What to do: Check every line below for the word "number" and copy the ones that have it.

Information given:
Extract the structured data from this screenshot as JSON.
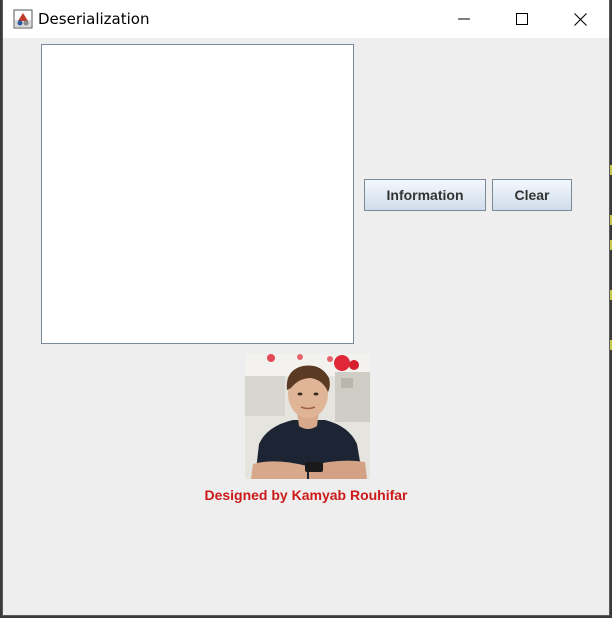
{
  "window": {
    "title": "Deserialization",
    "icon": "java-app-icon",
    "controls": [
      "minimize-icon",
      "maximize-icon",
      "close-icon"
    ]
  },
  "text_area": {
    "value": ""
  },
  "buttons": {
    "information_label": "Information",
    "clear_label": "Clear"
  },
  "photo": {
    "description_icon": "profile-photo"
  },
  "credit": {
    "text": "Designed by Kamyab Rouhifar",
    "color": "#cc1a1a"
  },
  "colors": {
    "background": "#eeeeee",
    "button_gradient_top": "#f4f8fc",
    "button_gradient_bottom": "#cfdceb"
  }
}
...
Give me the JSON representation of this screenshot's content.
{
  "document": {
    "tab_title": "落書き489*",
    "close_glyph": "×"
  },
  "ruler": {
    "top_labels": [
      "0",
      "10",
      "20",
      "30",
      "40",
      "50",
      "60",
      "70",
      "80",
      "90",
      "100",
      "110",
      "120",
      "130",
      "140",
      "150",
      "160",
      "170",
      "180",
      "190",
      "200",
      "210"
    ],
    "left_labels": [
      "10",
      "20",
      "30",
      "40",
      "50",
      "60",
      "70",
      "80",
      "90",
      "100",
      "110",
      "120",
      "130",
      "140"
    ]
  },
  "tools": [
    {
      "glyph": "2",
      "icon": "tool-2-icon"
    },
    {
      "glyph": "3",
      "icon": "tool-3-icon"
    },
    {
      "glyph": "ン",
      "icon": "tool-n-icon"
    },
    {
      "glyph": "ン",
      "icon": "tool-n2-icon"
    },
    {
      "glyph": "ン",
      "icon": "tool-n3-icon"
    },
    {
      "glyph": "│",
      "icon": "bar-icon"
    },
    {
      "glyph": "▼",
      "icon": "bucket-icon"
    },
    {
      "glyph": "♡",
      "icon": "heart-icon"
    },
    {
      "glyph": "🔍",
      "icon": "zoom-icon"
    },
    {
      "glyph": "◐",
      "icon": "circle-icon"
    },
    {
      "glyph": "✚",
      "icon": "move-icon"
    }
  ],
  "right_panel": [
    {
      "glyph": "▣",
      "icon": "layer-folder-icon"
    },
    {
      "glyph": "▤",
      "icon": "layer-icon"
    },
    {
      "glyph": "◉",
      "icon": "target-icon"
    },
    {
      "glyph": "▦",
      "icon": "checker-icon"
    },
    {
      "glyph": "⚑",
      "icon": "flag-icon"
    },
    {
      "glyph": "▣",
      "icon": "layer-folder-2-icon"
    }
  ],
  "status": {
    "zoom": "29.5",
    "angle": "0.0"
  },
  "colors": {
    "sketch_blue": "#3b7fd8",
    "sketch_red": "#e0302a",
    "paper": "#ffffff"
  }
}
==
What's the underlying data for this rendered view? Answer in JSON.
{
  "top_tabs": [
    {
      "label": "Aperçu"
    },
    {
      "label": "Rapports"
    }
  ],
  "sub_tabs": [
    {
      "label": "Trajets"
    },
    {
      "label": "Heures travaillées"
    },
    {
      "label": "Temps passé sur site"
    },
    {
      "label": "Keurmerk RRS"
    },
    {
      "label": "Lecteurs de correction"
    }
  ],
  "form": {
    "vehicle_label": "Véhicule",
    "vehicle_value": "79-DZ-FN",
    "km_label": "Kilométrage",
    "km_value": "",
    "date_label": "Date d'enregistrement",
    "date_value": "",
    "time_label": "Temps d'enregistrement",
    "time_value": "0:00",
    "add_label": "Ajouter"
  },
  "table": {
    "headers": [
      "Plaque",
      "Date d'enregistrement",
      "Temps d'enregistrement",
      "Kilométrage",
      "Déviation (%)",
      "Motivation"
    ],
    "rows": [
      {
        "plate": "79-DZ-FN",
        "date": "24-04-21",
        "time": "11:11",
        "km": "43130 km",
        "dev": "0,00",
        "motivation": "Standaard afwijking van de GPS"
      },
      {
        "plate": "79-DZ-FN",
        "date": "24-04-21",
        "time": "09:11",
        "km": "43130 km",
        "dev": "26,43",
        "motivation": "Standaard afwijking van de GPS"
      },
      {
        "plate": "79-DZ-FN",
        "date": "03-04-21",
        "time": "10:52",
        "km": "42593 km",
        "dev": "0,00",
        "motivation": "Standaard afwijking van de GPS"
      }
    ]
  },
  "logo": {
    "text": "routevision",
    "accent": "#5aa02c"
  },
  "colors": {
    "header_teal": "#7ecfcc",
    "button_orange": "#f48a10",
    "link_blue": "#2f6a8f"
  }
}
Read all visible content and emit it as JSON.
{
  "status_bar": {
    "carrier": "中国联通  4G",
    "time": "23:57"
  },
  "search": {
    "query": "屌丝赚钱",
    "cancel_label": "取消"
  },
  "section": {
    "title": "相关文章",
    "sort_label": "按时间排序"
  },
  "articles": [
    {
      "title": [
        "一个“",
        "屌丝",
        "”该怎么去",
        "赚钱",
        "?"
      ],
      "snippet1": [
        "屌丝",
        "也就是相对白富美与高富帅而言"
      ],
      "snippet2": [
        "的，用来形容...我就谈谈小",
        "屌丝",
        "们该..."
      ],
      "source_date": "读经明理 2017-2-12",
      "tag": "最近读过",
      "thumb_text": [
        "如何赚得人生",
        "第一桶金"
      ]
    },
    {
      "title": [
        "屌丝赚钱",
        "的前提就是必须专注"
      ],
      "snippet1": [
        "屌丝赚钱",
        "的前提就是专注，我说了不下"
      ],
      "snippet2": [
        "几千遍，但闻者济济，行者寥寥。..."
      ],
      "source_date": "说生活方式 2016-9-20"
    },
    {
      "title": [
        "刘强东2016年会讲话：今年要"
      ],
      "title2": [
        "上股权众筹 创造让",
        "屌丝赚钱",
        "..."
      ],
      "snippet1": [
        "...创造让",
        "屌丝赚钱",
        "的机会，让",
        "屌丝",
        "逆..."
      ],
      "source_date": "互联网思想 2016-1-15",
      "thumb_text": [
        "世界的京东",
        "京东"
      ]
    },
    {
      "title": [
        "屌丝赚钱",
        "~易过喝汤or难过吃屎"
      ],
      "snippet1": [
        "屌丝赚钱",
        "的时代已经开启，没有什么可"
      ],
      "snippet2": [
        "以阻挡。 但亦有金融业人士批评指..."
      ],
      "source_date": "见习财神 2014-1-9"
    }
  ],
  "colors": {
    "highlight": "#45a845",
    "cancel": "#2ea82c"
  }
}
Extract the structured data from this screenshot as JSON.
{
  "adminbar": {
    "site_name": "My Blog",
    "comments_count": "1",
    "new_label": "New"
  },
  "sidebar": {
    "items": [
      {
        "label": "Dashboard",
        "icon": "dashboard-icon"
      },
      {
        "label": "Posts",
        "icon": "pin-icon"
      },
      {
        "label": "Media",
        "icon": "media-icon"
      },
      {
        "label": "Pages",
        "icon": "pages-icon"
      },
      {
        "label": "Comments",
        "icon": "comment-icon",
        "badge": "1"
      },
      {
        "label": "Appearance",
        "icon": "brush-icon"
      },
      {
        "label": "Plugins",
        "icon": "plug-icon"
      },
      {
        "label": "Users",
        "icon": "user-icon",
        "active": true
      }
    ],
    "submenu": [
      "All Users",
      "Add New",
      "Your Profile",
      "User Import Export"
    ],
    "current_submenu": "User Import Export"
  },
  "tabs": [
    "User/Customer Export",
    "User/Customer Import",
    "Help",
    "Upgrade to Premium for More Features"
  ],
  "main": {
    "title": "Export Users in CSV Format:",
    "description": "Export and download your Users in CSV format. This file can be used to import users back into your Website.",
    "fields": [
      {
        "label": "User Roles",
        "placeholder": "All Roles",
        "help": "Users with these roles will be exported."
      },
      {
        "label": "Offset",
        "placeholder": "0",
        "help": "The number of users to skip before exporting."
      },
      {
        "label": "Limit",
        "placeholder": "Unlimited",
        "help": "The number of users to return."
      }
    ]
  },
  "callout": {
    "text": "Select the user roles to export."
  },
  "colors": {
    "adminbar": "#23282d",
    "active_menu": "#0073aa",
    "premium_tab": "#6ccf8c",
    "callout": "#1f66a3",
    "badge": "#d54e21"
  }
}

Written answer:
        "help": "The number of users to skip before exporting."
        "help": "The number of users to return."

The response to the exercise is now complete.